Posted by Roger Neal on July 12, 2016 at 12:00 AM

Virtually all public entities have an elected board of directors, council or commissioners who enact the policies that the agency uses daily. Unfortunately, only a few elected officials think of risk management when making decisions. And when they do, it is usually after there has been a loss or when they have to pay their insurance premium. In fact, many think that their decisions only apply to a single department, not the entire organization.

When elected officials truly incorporate risk management as a way of conducting business, property claims are reduced, lawsuits don’t get filed against the agency, and employees are safer. When risk management is not a component of every decision, bad things can happen.

Public entities are vulnerable to many risks beyond the common, insurable losses such as property damage from fires, natural hazards, auto accidents, lawsuits, and workers’ compensation. Some of the non-tradtional risks are:

  • Loss of tax revenue
  • Responding to public records requests
  • Reduction in bond rating
  • Major employer leaving your municipality
  • Aging workforce
  • Replacement of specialized vehicles
  • Changes in weather and climate
  • Computer hacking or ransomware attack
  • Violation of the open public meetings act
  • Changes in statutes, and regulations

Do the elected understand these risks? Have they even identified with many of them? Probably not. Risk management is more than buying insurance.

So what can you do to help your elected officials transition into policymaking risk managers? Here are some suggestions:

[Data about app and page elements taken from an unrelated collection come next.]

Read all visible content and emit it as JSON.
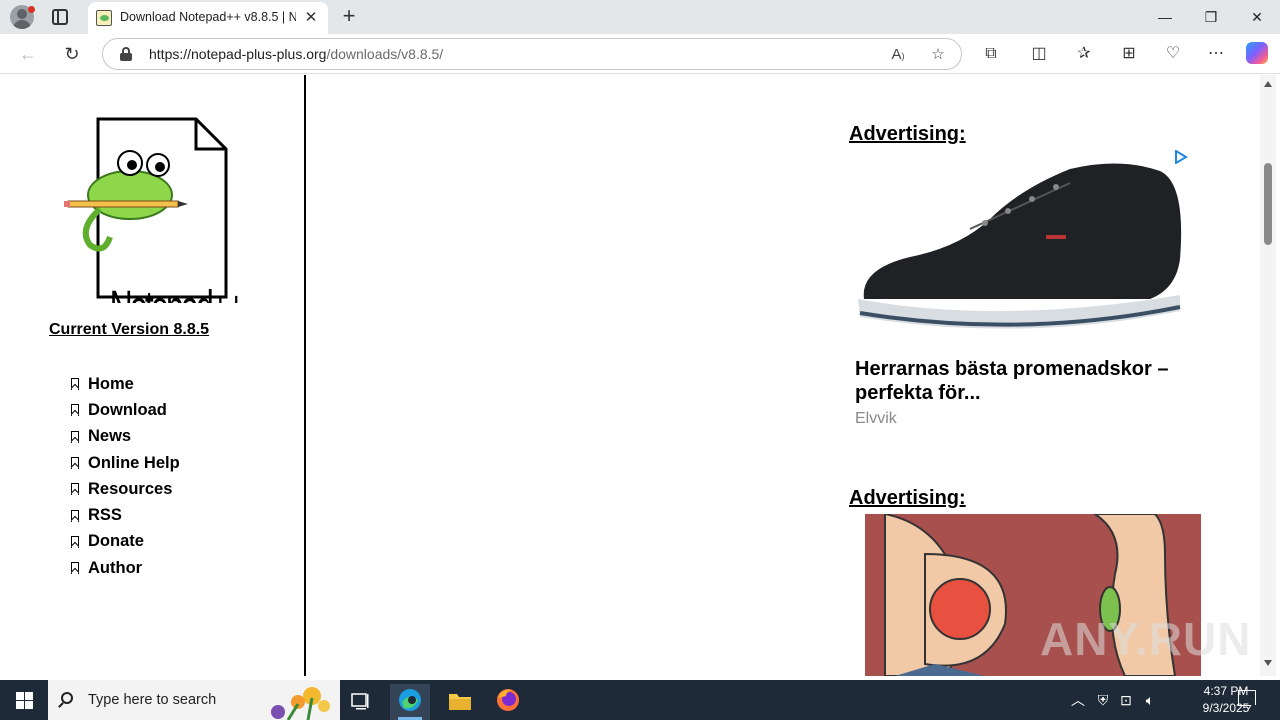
{
  "browser": {
    "tab": {
      "title": "Download Notepad++ v8.8.5 | Notepad++",
      "close_label": "✕"
    },
    "new_tab_label": "+",
    "window_controls": {
      "minimize": "—",
      "restore": "❐",
      "close": "✕"
    },
    "nav": {
      "back": "←",
      "refresh": "↻"
    },
    "address": {
      "host": "https://notepad-plus-plus.org",
      "path": "/downloads/v8.8.5/"
    },
    "icons": [
      "read-aloud-icon",
      "favorite-star-icon",
      "extensions-icon",
      "split-screen-icon",
      "favorites-icon",
      "collections-icon",
      "browser-essentials-icon",
      "more-menu-icon",
      "copilot-icon"
    ]
  },
  "sidebar": {
    "version_link": "Current Version 8.8.5",
    "menu": [
      {
        "label": "Home"
      },
      {
        "label": "Download"
      },
      {
        "label": "News"
      },
      {
        "label": "Online Help"
      },
      {
        "label": "Resources"
      },
      {
        "label": "RSS"
      },
      {
        "label": "Donate"
      },
      {
        "label": "Author"
      }
    ]
  },
  "ads": [
    {
      "heading": "Advertising:",
      "title": "Herrarnas bästa promenadskor – perfekta för...",
      "source": "Elvvik"
    },
    {
      "heading": "Advertising:"
    }
  ],
  "watermark": "ANY.RUN",
  "taskbar": {
    "search_placeholder": "Type here to search",
    "clock": {
      "time": "4:37 PM",
      "date": "9/3/2025"
    },
    "colors": {
      "background": "#1f2a38",
      "accent": "#76b9ed"
    }
  }
}
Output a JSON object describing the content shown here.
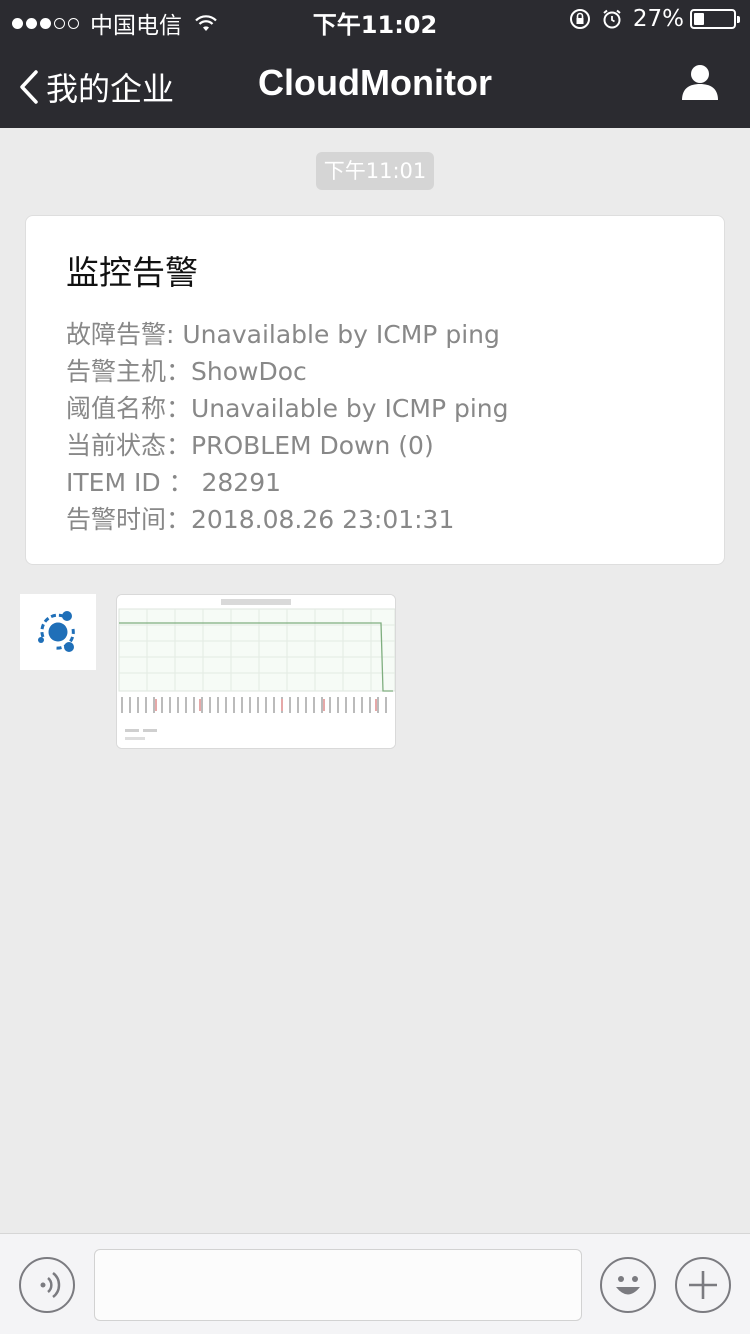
{
  "status_bar": {
    "carrier": "中国电信",
    "time": "下午11:02",
    "battery": "27%",
    "battery_level": 0.27
  },
  "nav": {
    "back_label": "我的企业",
    "title": "CloudMonitor"
  },
  "chat": {
    "timestamp": "下午11:01",
    "card": {
      "title": "监控告警",
      "lines": [
        "故障告警: Unavailable by ICMP ping",
        "告警主机：ShowDoc",
        "阈值名称：Unavailable by ICMP ping",
        "当前状态：PROBLEM Down (0)",
        "ITEM ID ： 28291",
        "告警时间：2018.08.26 23:01:31"
      ]
    }
  },
  "icons": {
    "back": "chevron-left-icon",
    "profile": "person-icon",
    "voice": "voice-icon",
    "emoji": "smiley-icon",
    "plus": "plus-icon",
    "wifi": "wifi-icon",
    "lock": "orientation-lock-icon",
    "alarm": "alarm-icon"
  },
  "colors": {
    "nav_bg": "#2b2b30",
    "chat_bg": "#ebebeb",
    "avatar_blue": "#1f6fb8"
  }
}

  1. Incorporate risk management concepts into your staff reports. Here’s an example. Your entity is sponsoring an event that will include a bounce house. Your staff report could include something like, “Board, although many citizens consider bounce houses as safe activities, annually there are over 37,000 emergency room visits related to bounce houses. We can transfer the risk from the ABC agency, by hiring a vendor who will operate the bounce house and meet our insurance requirements.”
  2. Use facts. Elected officials make fact-based decisions.
  3. Provide training for elected officials on their roles and responsibilities, budget process, and employment practices. All are probably different than what the elected are used to in the private sector.
  4. When the council, board or commission proposes a course of action, ask, “What are the risks?” and then lead them through a quick risk identification discussion; or “How can we reduce the risks?” which gives you the opportunity to talk about loss prevention. Always try to phrase things in a positive tone that the elected will relate to. In the bounce house example, you could say, “Council, this is about the kids having a fun and safe activity” which will resonate well with the elected. Remember they are always seeking public approval.
  5. For staff reports where action is requested, attach the risk management matrix. The report should identify those high risk/low frequency, high risk/high frequency events. And offer solutions, other than “No we can’t do that.”
  6. Finally, and this is critical, treat all elected with respect and don’t play favorites.